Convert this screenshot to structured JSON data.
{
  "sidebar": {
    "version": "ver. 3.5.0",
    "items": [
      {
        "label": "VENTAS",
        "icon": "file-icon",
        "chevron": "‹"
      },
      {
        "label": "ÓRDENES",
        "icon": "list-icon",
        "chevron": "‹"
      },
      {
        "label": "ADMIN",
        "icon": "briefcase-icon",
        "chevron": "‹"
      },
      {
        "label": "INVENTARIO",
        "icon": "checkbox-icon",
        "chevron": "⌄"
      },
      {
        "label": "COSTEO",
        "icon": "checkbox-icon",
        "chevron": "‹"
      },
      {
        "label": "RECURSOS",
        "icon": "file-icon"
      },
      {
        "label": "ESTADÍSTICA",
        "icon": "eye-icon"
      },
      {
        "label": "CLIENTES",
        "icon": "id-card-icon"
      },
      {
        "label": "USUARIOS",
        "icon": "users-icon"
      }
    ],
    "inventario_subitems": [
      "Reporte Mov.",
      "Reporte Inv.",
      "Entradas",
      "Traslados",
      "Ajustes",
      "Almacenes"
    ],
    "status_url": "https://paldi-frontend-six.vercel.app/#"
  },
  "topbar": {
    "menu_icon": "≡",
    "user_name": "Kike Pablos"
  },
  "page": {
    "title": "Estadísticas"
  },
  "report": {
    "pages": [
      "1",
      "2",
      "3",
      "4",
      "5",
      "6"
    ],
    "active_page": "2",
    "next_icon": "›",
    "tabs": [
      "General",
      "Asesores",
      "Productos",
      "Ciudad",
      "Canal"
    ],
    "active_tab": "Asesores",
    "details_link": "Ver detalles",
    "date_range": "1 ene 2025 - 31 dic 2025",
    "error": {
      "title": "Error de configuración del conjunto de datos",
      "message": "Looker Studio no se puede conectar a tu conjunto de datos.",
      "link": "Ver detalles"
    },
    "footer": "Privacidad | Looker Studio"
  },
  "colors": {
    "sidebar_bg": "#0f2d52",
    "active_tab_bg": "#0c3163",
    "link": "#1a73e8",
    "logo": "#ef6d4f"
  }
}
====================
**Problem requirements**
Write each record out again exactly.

**Answer to this task**
Convert this screenshot to structured JSON data.
{
  "sidebar": {
    "version": "ver. 3.5.0",
    "items": [
      {
        "label": "VENTAS",
        "icon": "file-icon",
        "chevron": "‹"
      },
      {
        "label": "ÓRDENES",
        "icon": "list-icon",
        "chevron": "‹"
      },
      {
        "label": "ADMIN",
        "icon": "briefcase-icon",
        "chevron": "‹"
      },
      {
        "label": "INVENTARIO",
        "icon": "checkbox-icon",
        "chevron": "⌄"
      },
      {
        "label": "COSTEO",
        "icon": "checkbox-icon",
        "chevron": "‹"
      },
      {
        "label": "RECURSOS",
        "icon": "file-icon"
      },
      {
        "label": "ESTADÍSTICA",
        "icon": "eye-icon"
      },
      {
        "label": "CLIENTES",
        "icon": "id-card-icon"
      },
      {
        "label": "USUARIOS",
        "icon": "users-icon"
      }
    ],
    "inventario_subitems": [
      "Reporte Mov.",
      "Reporte Inv.",
      "Entradas",
      "Traslados",
      "Ajustes",
      "Almacenes"
    ],
    "status_url": "https://paldi-frontend-six.vercel.app/#"
  },
  "topbar": {
    "menu_icon": "≡",
    "user_name": "Kike Pablos"
  },
  "page": {
    "title": "Estadísticas"
  },
  "report": {
    "pages": [
      "1",
      "2",
      "3",
      "4",
      "5",
      "6"
    ],
    "active_page": "2",
    "next_icon": "›",
    "tabs": [
      "General",
      "Asesores",
      "Productos",
      "Ciudad",
      "Canal"
    ],
    "active_tab": "Asesores",
    "details_link": "Ver detalles",
    "date_range": "1 ene 2025 - 31 dic 2025",
    "error": {
      "title": "Error de configuración del conjunto de datos",
      "message": "Looker Studio no se puede conectar a tu conjunto de datos.",
      "link": "Ver detalles"
    },
    "footer": "Privacidad | Looker Studio"
  },
  "colors": {
    "sidebar_bg": "#0f2d52",
    "active_tab_bg": "#0c3163",
    "link": "#1a73e8",
    "logo": "#ef6d4f"
  }
}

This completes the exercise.